[Excerpted data — start]
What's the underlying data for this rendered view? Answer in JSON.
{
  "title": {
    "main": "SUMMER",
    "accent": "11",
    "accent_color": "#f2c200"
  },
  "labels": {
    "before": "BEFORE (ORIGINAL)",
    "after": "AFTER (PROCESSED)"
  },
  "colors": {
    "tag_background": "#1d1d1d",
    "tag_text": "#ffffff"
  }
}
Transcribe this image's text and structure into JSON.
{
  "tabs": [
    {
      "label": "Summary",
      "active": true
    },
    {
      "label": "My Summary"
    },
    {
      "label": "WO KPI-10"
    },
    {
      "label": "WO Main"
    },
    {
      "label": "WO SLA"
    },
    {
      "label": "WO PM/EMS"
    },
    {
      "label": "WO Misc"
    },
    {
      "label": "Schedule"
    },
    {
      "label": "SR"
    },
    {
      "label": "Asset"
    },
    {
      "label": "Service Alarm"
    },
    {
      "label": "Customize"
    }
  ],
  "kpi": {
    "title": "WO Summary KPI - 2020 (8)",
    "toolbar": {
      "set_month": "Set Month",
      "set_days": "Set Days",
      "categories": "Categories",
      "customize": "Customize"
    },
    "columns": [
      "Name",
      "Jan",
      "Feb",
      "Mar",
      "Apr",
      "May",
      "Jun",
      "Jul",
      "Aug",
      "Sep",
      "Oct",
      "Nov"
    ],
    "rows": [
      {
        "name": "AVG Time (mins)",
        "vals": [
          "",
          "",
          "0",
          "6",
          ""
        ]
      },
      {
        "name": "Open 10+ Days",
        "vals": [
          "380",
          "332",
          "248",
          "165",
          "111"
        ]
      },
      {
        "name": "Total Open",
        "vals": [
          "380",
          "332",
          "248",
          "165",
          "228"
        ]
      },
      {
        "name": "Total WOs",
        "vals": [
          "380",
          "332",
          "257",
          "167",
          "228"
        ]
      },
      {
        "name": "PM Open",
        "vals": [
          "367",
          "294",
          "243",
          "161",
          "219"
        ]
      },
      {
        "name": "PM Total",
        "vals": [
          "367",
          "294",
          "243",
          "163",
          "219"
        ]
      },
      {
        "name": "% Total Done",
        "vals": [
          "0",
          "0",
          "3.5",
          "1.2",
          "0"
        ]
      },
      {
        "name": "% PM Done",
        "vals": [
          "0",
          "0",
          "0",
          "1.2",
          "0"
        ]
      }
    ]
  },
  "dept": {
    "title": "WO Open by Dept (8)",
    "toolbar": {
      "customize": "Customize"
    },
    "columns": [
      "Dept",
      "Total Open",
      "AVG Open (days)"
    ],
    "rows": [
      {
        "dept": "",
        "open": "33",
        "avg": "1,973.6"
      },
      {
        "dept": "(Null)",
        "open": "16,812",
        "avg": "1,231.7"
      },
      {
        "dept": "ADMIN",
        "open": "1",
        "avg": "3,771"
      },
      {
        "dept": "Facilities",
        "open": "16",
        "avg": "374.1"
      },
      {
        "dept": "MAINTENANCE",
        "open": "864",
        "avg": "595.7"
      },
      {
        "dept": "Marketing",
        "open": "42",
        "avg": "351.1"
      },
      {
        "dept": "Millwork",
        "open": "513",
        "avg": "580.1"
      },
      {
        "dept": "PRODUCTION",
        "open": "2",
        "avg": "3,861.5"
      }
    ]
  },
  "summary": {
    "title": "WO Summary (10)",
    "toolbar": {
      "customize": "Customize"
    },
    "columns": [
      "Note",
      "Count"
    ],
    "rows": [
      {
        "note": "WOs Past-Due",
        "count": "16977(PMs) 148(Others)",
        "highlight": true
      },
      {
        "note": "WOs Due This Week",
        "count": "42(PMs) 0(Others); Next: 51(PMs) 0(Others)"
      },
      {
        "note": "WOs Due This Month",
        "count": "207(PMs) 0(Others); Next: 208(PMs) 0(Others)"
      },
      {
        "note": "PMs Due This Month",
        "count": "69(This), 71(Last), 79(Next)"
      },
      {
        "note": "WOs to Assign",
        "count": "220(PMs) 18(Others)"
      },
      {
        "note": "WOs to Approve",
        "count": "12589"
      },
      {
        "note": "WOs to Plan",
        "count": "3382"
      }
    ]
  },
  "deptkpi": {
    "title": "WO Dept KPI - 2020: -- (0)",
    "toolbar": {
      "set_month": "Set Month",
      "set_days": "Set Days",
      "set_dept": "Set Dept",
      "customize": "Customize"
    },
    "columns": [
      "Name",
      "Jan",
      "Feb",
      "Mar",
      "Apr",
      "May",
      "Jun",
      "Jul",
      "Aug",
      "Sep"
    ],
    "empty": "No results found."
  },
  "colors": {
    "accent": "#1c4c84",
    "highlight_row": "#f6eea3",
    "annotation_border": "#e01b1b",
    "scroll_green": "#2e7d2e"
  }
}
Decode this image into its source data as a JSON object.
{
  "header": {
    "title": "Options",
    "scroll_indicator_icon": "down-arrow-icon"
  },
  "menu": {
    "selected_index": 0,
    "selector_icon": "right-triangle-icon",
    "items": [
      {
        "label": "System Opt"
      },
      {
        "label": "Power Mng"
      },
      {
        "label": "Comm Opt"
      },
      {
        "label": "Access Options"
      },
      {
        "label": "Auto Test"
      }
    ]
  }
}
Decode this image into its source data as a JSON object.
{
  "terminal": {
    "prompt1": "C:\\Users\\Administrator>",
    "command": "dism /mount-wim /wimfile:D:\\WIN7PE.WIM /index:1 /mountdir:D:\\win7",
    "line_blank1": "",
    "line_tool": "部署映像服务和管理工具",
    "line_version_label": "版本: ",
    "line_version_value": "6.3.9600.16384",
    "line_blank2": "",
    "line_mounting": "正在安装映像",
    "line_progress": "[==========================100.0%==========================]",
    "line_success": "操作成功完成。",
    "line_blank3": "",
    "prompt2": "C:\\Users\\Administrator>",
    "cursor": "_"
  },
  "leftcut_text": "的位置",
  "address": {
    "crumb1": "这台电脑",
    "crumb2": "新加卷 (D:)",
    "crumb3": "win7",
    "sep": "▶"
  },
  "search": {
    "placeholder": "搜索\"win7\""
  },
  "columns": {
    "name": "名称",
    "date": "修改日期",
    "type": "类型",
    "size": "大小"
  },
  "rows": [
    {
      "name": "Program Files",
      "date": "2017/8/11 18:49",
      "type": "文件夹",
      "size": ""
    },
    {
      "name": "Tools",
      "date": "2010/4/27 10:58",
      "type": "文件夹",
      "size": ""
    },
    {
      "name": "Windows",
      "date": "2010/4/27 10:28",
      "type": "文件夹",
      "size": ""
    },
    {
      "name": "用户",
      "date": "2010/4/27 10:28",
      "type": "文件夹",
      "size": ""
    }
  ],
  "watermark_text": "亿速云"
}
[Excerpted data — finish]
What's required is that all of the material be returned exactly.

Expected answer.
What's the underlying data for this rendered view? Answer in JSON.
{
  "title": {
    "main": "SUMMER",
    "accent": "11",
    "accent_color": "#f2c200"
  },
  "labels": {
    "before": "BEFORE (ORIGINAL)",
    "after": "AFTER (PROCESSED)"
  },
  "colors": {
    "tag_background": "#1d1d1d",
    "tag_text": "#ffffff"
  }
}
Transcribe this image's text and structure into JSON.
{
  "tabs": [
    {
      "label": "Summary",
      "active": true
    },
    {
      "label": "My Summary"
    },
    {
      "label": "WO KPI-10"
    },
    {
      "label": "WO Main"
    },
    {
      "label": "WO SLA"
    },
    {
      "label": "WO PM/EMS"
    },
    {
      "label": "WO Misc"
    },
    {
      "label": "Schedule"
    },
    {
      "label": "SR"
    },
    {
      "label": "Asset"
    },
    {
      "label": "Service Alarm"
    },
    {
      "label": "Customize"
    }
  ],
  "kpi": {
    "title": "WO Summary KPI - 2020 (8)",
    "toolbar": {
      "set_month": "Set Month",
      "set_days": "Set Days",
      "categories": "Categories",
      "customize": "Customize"
    },
    "columns": [
      "Name",
      "Jan",
      "Feb",
      "Mar",
      "Apr",
      "May",
      "Jun",
      "Jul",
      "Aug",
      "Sep",
      "Oct",
      "Nov"
    ],
    "rows": [
      {
        "name": "AVG Time (mins)",
        "vals": [
          "",
          "",
          "0",
          "6",
          ""
        ]
      },
      {
        "name": "Open 10+ Days",
        "vals": [
          "380",
          "332",
          "248",
          "165",
          "111"
        ]
      },
      {
        "name": "Total Open",
        "vals": [
          "380",
          "332",
          "248",
          "165",
          "228"
        ]
      },
      {
        "name": "Total WOs",
        "vals": [
          "380",
          "332",
          "257",
          "167",
          "228"
        ]
      },
      {
        "name": "PM Open",
        "vals": [
          "367",
          "294",
          "243",
          "161",
          "219"
        ]
      },
      {
        "name": "PM Total",
        "vals": [
          "367",
          "294",
          "243",
          "163",
          "219"
        ]
      },
      {
        "name": "% Total Done",
        "vals": [
          "0",
          "0",
          "3.5",
          "1.2",
          "0"
        ]
      },
      {
        "name": "% PM Done",
        "vals": [
          "0",
          "0",
          "0",
          "1.2",
          "0"
        ]
      }
    ]
  },
  "dept": {
    "title": "WO Open by Dept (8)",
    "toolbar": {
      "customize": "Customize"
    },
    "columns": [
      "Dept",
      "Total Open",
      "AVG Open (days)"
    ],
    "rows": [
      {
        "dept": "",
        "open": "33",
        "avg": "1,973.6"
      },
      {
        "dept": "(Null)",
        "open": "16,812",
        "avg": "1,231.7"
      },
      {
        "dept": "ADMIN",
        "open": "1",
        "avg": "3,771"
      },
      {
        "dept": "Facilities",
        "open": "16",
        "avg": "374.1"
      },
      {
        "dept": "MAINTENANCE",
        "open": "864",
        "avg": "595.7"
      },
      {
        "dept": "Marketing",
        "open": "42",
        "avg": "351.1"
      },
      {
        "dept": "Millwork",
        "open": "513",
        "avg": "580.1"
      },
      {
        "dept": "PRODUCTION",
        "open": "2",
        "avg": "3,861.5"
      }
    ]
  },
  "summary": {
    "title": "WO Summary (10)",
    "toolbar": {
      "customize": "Customize"
    },
    "columns": [
      "Note",
      "Count"
    ],
    "rows": [
      {
        "note": "WOs Past-Due",
        "count": "16977(PMs) 148(Others)",
        "highlight": true
      },
      {
        "note": "WOs Due This Week",
        "count": "42(PMs) 0(Others); Next: 51(PMs) 0(Others)"
      },
      {
        "note": "WOs Due This Month",
        "count": "207(PMs) 0(Others); Next: 208(PMs) 0(Others)"
      },
      {
        "note": "PMs Due This Month",
        "count": "69(This), 71(Last), 79(Next)"
      },
      {
        "note": "WOs to Assign",
        "count": "220(PMs) 18(Others)"
      },
      {
        "note": "WOs to Approve",
        "count": "12589"
      },
      {
        "note": "WOs to Plan",
        "count": "3382"
      }
    ]
  },
  "deptkpi": {
    "title": "WO Dept KPI - 2020: -- (0)",
    "toolbar": {
      "set_month": "Set Month",
      "set_days": "Set Days",
      "set_dept": "Set Dept",
      "customize": "Customize"
    },
    "columns": [
      "Name",
      "Jan",
      "Feb",
      "Mar",
      "Apr",
      "May",
      "Jun",
      "Jul",
      "Aug",
      "Sep"
    ],
    "empty": "No results found."
  },
  "colors": {
    "accent": "#1c4c84",
    "highlight_row": "#f6eea3",
    "annotation_border": "#e01b1b",
    "scroll_green": "#2e7d2e"
  }
}
Decode this image into its source data as a JSON object.
{
  "header": {
    "title": "Options",
    "scroll_indicator_icon": "down-arrow-icon"
  },
  "menu": {
    "selected_index": 0,
    "selector_icon": "right-triangle-icon",
    "items": [
      {
        "label": "System Opt"
      },
      {
        "label": "Power Mng"
      },
      {
        "label": "Comm Opt"
      },
      {
        "label": "Access Options"
      },
      {
        "label": "Auto Test"
      }
    ]
  }
}
Decode this image into its source data as a JSON object.
{
  "terminal": {
    "prompt1": "C:\\Users\\Administrator>",
    "command": "dism /mount-wim /wimfile:D:\\WIN7PE.WIM /index:1 /mountdir:D:\\win7",
    "line_blank1": "",
    "line_tool": "部署映像服务和管理工具",
    "line_version_label": "版本: ",
    "line_version_value": "6.3.9600.16384",
    "line_blank2": "",
    "line_mounting": "正在安装映像",
    "line_progress": "[==========================100.0%==========================]",
    "line_success": "操作成功完成。",
    "line_blank3": "",
    "prompt2": "C:\\Users\\Administrator>",
    "cursor": "_"
  },
  "leftcut_text": "的位置",
  "address": {
    "crumb1": "这台电脑",
    "crumb2": "新加卷 (D:)",
    "crumb3": "win7",
    "sep": "▶"
  },
  "search": {
    "placeholder": "搜索\"win7\""
  },
  "columns": {
    "name": "名称",
    "date": "修改日期",
    "type": "类型",
    "size": "大小"
  },
  "rows": [
    {
      "name": "Program Files",
      "date": "2017/8/11 18:49",
      "type": "文件夹",
      "size": ""
    },
    {
      "name": "Tools",
      "date": "2010/4/27 10:58",
      "type": "文件夹",
      "size": ""
    },
    {
      "name": "Windows",
      "date": "2010/4/27 10:28",
      "type": "文件夹",
      "size": ""
    },
    {
      "name": "用户",
      "date": "2010/4/27 10:28",
      "type": "文件夹",
      "size": ""
    }
  ],
  "watermark_text": "亿速云"
}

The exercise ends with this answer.